Boarding the charter bus for the three hour drive back home, it's Sunday—and I'm reminded everywhere I look of another American institution that doesn't really exist at home—one so prevalent it essentially owns a day of the week. Football.

Sports in general, but particularly football, seem to be much more intertwined with the fabric of society in America than back home. In Canada, hockey might cause riots and draw viewers in the millions, but not with the same fervour as football in America. If you're to think of any quintessential American experience, any would be as true as football on a Sunday—whether at a sports bar or in an eight-figure megolithic sports complex seeing it live.

The bus pulls onto one of the viaducts serving as the aorta of Seattle center as bright yellow American sunshine spills onto my face, and the faces of strangers all around me. I gaze out the window past the sleeping silhouette of the young man sitting next to me. There's that white noise of silent transit—the gentle hum of an engine and the whirring of the A/C. And I grapple again with that feeling of being in America. It's there, but I can't quite identify or define it. Is all of this just in my head?

There are differences between us, for sure, that is indisputable. And many of them are quite apparent. But what about that ephemeral feeling of being in America? Is that just the romanticizing of American culture? It could very well be that, as an outsider and consumer of so much American culture, actually being there is akin to meeting a celebrity—you know they're just another person, so you don't know why you have them on a pedestal – but there they are in front of you, in the flesh, and there must be something special about them.

As the bus continues North, the feeling begins to fade—but not before a rest stop in Bellingham, just shy of the border, where the bus driver points out the eclipsing super-moon overhead. We gather out in front of the bus at this gas station and watch the orange moon go dark. Someone mentions that it won't happen again for another 18 years, not one like this. This one is different. We all stand there, strangers in the night, staring up at this moon together, witnessing the shadow of ourselves cascade across the lunar landscape hundreds of thousands of kilometers away. And we're aware of ourselves, now, through that shadow.

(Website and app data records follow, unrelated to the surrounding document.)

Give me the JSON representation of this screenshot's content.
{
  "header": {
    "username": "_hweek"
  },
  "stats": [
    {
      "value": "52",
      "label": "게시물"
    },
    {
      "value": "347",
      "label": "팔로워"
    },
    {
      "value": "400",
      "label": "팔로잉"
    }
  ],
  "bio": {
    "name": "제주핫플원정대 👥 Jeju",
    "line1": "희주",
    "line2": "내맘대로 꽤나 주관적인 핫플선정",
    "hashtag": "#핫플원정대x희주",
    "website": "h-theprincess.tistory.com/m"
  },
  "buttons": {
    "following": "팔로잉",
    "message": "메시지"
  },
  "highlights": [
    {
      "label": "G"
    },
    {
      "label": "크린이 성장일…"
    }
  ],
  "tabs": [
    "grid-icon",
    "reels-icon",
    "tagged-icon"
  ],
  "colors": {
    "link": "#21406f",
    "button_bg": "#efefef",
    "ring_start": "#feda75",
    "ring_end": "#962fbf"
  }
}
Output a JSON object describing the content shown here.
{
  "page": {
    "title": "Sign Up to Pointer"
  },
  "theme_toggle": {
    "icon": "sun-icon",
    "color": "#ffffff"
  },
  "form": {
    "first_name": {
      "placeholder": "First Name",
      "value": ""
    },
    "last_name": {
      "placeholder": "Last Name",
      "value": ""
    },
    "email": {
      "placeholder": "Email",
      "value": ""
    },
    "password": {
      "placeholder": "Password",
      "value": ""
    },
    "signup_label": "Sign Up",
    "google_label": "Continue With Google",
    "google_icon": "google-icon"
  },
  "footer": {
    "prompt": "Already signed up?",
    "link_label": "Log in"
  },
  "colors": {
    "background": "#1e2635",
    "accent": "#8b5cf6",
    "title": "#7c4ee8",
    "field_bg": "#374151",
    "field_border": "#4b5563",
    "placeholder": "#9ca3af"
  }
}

Again we board and continue on across the border—and I get one last glimpse of that feeling, before—as quick as it came on—it disappears, and I'm back home. Just like before.